O’Hagan was the founding principal of Arrupe Jesuit High School when it opened in 2003 after a lay initiative to bring Catholic education back to the center city of Denver.

Bringing Catholic education back, however, meant new challenges: The area was mostly populated by low-income families who could not afford private education. Thus, the goal of making Catholic education affordable became a primary mission.

The founders took on the work-study model of Chicago’s Cristo Rey Jesuit High School, which allowed students to implement work into their education with a two-fold purpose: Gaining real-life formation while paying for their college prep education.

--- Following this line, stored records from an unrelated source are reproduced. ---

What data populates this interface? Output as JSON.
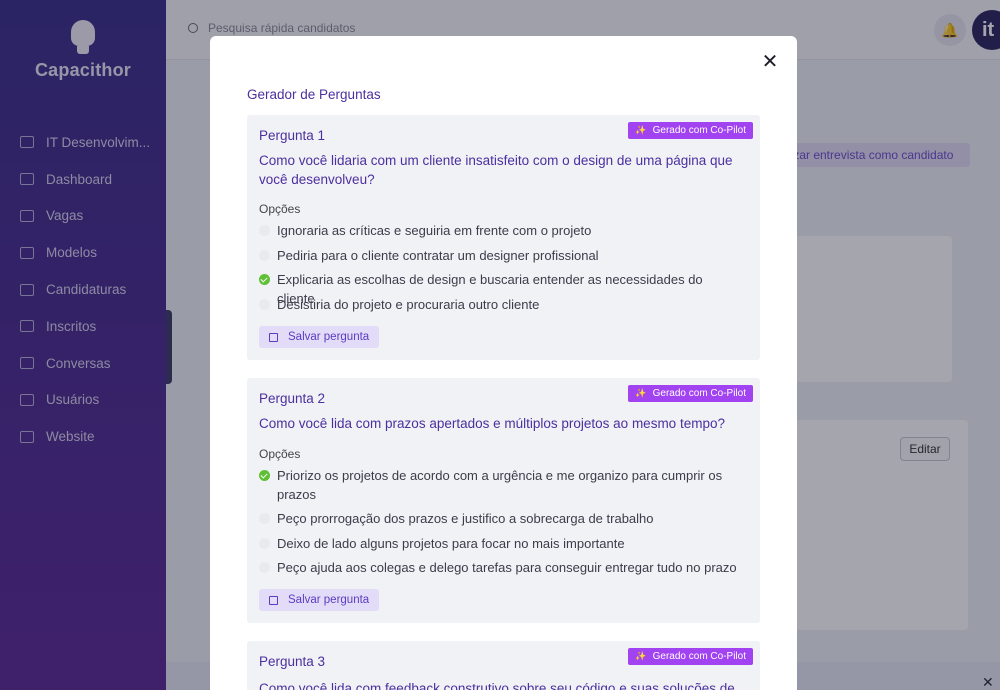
{
  "app": {
    "name": "Capacithor"
  },
  "sidebar": {
    "items": [
      {
        "label": "IT Desenvolvim..."
      },
      {
        "label": "Dashboard"
      },
      {
        "label": "Vagas"
      },
      {
        "label": "Modelos"
      },
      {
        "label": "Candidaturas"
      },
      {
        "label": "Inscritos"
      },
      {
        "label": "Conversas"
      },
      {
        "label": "Usuários"
      },
      {
        "label": "Website"
      }
    ]
  },
  "topbar": {
    "search_placeholder": "Pesquisa rápida candidatos",
    "avatar_text": "it"
  },
  "background": {
    "interview_button": "lizar entrevista como candidato",
    "edit_button": "Editar"
  },
  "modal": {
    "title": "Gerador de Perguntas",
    "badge": "Gerado com Co-Pilot",
    "options_label": "Opções",
    "save_label": "Salvar pergunta",
    "questions": [
      {
        "label": "Pergunta 1",
        "text": "Como você lidaria com um cliente insatisfeito com o design de uma página que você desenvolveu?",
        "options": [
          {
            "text": "Ignoraria as críticas e seguiria em frente com o projeto",
            "selected": false
          },
          {
            "text": "Pediria para o cliente contratar um designer profissional",
            "selected": false
          },
          {
            "text": "Explicaria as escolhas de design e buscaria entender as necessidades do cliente",
            "selected": true
          },
          {
            "text": "Desistiria do projeto e procuraria outro cliente",
            "selected": false
          }
        ]
      },
      {
        "label": "Pergunta 2",
        "text": "Como você lida com prazos apertados e múltiplos projetos ao mesmo tempo?",
        "options": [
          {
            "text": "Priorizo os projetos de acordo com a urgência e me organizo para cumprir os prazos",
            "selected": true
          },
          {
            "text": "Peço prorrogação dos prazos e justifico a sobrecarga de trabalho",
            "selected": false
          },
          {
            "text": "Deixo de lado alguns projetos para focar no mais importante",
            "selected": false
          },
          {
            "text": "Peço ajuda aos colegas e delego tarefas para conseguir entregar tudo no prazo",
            "selected": false
          }
        ]
      },
      {
        "label": "Pergunta 3",
        "text": "Como você lida com feedback construtivo sobre seu código e suas soluções de"
      }
    ]
  }
}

“It’s a dynamic relationship with the metro area and business community,” O’Hagan said. “Our young people have an experience of the real world that they can connect to their classroom lessons and affords them an opportunity to see a future they didn’t always know existed.”

Arrupe JHS students work 5 days a month and earn a total of around $2.5 million for the school.

My vision remains rooted in the original vision of the school, which is to serve families and students who, for many reasons beyond their own control, have been traditionally underserved.”

The new president’s role will have a greater focus on strengthening the existing relationships with entities that help the advancement of the school through this work-study program. As principal, his responsibility was more internally-focused on faculty, staff and students.

“I’m excited to be able to build partnerships within the business community and benefactors,” he said. “People are drawn to the mission of Arrupe because they’re drawn to our students. It’s the mission of Arrupe that allows us to connect with so many people.”

Over 130 organizations now contribute to the mission of the school, allowing all 420 students to share full-time, entry-level positions in a wide variety of fields including education, health and engineering.

Family-oriented

Other than making sure bills get paid, O’Hagan assured that his responsibility extends to keeping and advancing the Jesuit Catholic identity of the school. This reality calls for a clear understanding of the needs of the students and an integration of families, he said.

Ninety-three percent of students at Arrupe are Hispanic and the other seven percent include African Americans and African refugees.

Some of the challenges that students face on a personal level include being separated from loved ones due to deportation and experiencing trauma and violence due to the realities of the neighborhoods they live in. Nonetheless, O’Hagan assures that the faculty and staff go beyond these facts when defining the kids.

“We’re very aware of the challenges they face, but we’ve made an intentional decision – one that is firmly rooted in the Gospel – to define our kids by their talents and their gifts,” he said. “We often describe ourselves as a school of dreams, the dreams of our kids and the dreams of their moms and grandparents.”

Arrupe JHS takes families seriously. It knows that if the richness given to the students is not shared by the family, it has failed.

For this reason, the school provides many resources for them and also lets them know that they are welcome, highlighting the key role they play in their children’s education.

We’re very aware of the challenges they face, but we’ve made an intentional decision – one that is firmly rooted in the Gospel – to define our kids by their talents and their gifts.”

Families are considered and helped from the application process itself throughout the four years of education by way of workshops and gatherings that help them understand their children’s progress and education.

“We don’t want families to feel like their kids are having an experience of high school that is separate from their families. We want them to have a shared experience,” O’Hagan stated.

After so many years of work in the mission of making the school facilities, staff and mission reflect the dignity and potential of every student, the new president is mostly grateful for the support received.

“I am grateful for the support that Arrupe has received from the community through our first 15 years. We haven’t been successful because we’ve been isolated,” he assured. “We have been successful because of the many partnerships we have built across the city, state and country.”